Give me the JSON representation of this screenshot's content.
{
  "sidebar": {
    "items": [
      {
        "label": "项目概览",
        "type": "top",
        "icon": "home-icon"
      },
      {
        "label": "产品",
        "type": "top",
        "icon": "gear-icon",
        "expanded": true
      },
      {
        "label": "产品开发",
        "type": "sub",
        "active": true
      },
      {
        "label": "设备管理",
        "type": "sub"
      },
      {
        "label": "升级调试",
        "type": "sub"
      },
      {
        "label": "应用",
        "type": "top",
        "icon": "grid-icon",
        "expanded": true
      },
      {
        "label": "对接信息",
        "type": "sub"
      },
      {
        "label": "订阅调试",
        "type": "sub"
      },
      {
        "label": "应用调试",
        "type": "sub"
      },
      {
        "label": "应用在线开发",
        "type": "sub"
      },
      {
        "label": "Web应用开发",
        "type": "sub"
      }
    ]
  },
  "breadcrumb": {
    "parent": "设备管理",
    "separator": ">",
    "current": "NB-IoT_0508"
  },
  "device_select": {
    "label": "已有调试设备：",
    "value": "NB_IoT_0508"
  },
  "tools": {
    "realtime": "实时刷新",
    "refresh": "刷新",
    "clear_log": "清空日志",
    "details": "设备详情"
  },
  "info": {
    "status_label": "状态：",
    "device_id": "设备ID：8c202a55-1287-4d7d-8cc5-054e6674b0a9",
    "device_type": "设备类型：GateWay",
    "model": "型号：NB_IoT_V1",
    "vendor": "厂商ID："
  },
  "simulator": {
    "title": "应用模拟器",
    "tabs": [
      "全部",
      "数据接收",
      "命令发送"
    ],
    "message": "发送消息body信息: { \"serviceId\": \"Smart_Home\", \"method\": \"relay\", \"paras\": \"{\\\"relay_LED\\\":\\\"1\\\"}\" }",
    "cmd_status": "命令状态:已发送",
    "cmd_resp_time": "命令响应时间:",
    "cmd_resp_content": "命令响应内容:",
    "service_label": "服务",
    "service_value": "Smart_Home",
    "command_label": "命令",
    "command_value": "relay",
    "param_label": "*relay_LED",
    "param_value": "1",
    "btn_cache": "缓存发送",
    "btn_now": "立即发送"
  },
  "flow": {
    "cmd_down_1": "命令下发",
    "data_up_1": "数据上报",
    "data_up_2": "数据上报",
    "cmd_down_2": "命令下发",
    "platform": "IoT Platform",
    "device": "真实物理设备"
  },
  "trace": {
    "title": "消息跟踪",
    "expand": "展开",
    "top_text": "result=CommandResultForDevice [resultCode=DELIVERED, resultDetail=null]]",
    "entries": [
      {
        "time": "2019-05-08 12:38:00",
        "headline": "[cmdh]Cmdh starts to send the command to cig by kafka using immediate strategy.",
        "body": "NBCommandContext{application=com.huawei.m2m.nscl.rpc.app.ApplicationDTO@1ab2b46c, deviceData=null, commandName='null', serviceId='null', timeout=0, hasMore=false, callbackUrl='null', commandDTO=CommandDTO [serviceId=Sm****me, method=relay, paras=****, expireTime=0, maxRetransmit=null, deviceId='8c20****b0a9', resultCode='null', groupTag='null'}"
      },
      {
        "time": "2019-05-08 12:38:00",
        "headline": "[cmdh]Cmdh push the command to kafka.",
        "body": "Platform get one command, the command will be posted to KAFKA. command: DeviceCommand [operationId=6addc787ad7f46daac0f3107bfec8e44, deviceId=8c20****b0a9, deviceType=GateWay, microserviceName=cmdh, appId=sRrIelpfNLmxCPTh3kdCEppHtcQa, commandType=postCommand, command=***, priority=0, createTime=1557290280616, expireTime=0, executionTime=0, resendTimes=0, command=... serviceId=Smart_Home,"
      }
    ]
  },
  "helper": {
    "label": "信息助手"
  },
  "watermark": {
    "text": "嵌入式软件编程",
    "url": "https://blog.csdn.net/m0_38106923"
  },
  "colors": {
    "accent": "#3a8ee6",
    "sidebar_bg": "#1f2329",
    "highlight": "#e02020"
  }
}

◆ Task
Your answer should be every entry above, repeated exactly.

◆ Task solution
Give me the JSON representation of this screenshot's content.
{
  "sidebar": {
    "items": [
      {
        "label": "项目概览",
        "type": "top",
        "icon": "home-icon"
      },
      {
        "label": "产品",
        "type": "top",
        "icon": "gear-icon",
        "expanded": true
      },
      {
        "label": "产品开发",
        "type": "sub",
        "active": true
      },
      {
        "label": "设备管理",
        "type": "sub"
      },
      {
        "label": "升级调试",
        "type": "sub"
      },
      {
        "label": "应用",
        "type": "top",
        "icon": "grid-icon",
        "expanded": true
      },
      {
        "label": "对接信息",
        "type": "sub"
      },
      {
        "label": "订阅调试",
        "type": "sub"
      },
      {
        "label": "应用调试",
        "type": "sub"
      },
      {
        "label": "应用在线开发",
        "type": "sub"
      },
      {
        "label": "Web应用开发",
        "type": "sub"
      }
    ]
  },
  "breadcrumb": {
    "parent": "设备管理",
    "separator": ">",
    "current": "NB-IoT_0508"
  },
  "device_select": {
    "label": "已有调试设备：",
    "value": "NB_IoT_0508"
  },
  "tools": {
    "realtime": "实时刷新",
    "refresh": "刷新",
    "clear_log": "清空日志",
    "details": "设备详情"
  },
  "info": {
    "status_label": "状态：",
    "device_id": "设备ID：8c202a55-1287-4d7d-8cc5-054e6674b0a9",
    "device_type": "设备类型：GateWay",
    "model": "型号：NB_IoT_V1",
    "vendor": "厂商ID："
  },
  "simulator": {
    "title": "应用模拟器",
    "tabs": [
      "全部",
      "数据接收",
      "命令发送"
    ],
    "message": "发送消息body信息: { \"serviceId\": \"Smart_Home\", \"method\": \"relay\", \"paras\": \"{\\\"relay_LED\\\":\\\"1\\\"}\" }",
    "cmd_status": "命令状态:已发送",
    "cmd_resp_time": "命令响应时间:",
    "cmd_resp_content": "命令响应内容:",
    "service_label": "服务",
    "service_value": "Smart_Home",
    "command_label": "命令",
    "command_value": "relay",
    "param_label": "*relay_LED",
    "param_value": "1",
    "btn_cache": "缓存发送",
    "btn_now": "立即发送"
  },
  "flow": {
    "cmd_down_1": "命令下发",
    "data_up_1": "数据上报",
    "data_up_2": "数据上报",
    "cmd_down_2": "命令下发",
    "platform": "IoT Platform",
    "device": "真实物理设备"
  },
  "trace": {
    "title": "消息跟踪",
    "expand": "展开",
    "top_text": "result=CommandResultForDevice [resultCode=DELIVERED, resultDetail=null]]",
    "entries": [
      {
        "time": "2019-05-08 12:38:00",
        "headline": "[cmdh]Cmdh starts to send the command to cig by kafka using immediate strategy.",
        "body": "NBCommandContext{application=com.huawei.m2m.nscl.rpc.app.ApplicationDTO@1ab2b46c, deviceData=null, commandName='null', serviceId='null', timeout=0, hasMore=false, callbackUrl='null', commandDTO=CommandDTO [serviceId=Sm****me, method=relay, paras=****, expireTime=0, maxRetransmit=null, deviceId='8c20****b0a9', resultCode='null', groupTag='null'}"
      },
      {
        "time": "2019-05-08 12:38:00",
        "headline": "[cmdh]Cmdh push the command to kafka.",
        "body": "Platform get one command, the command will be posted to KAFKA. command: DeviceCommand [operationId=6addc787ad7f46daac0f3107bfec8e44, deviceId=8c20****b0a9, deviceType=GateWay, microserviceName=cmdh, appId=sRrIelpfNLmxCPTh3kdCEppHtcQa, commandType=postCommand, command=***, priority=0, createTime=1557290280616, expireTime=0, executionTime=0, resendTimes=0, command=... serviceId=Smart_Home,"
      }
    ]
  },
  "helper": {
    "label": "信息助手"
  },
  "watermark": {
    "text": "嵌入式软件编程",
    "url": "https://blog.csdn.net/m0_38106923"
  },
  "colors": {
    "accent": "#3a8ee6",
    "sidebar_bg": "#1f2329",
    "highlight": "#e02020"
  }
}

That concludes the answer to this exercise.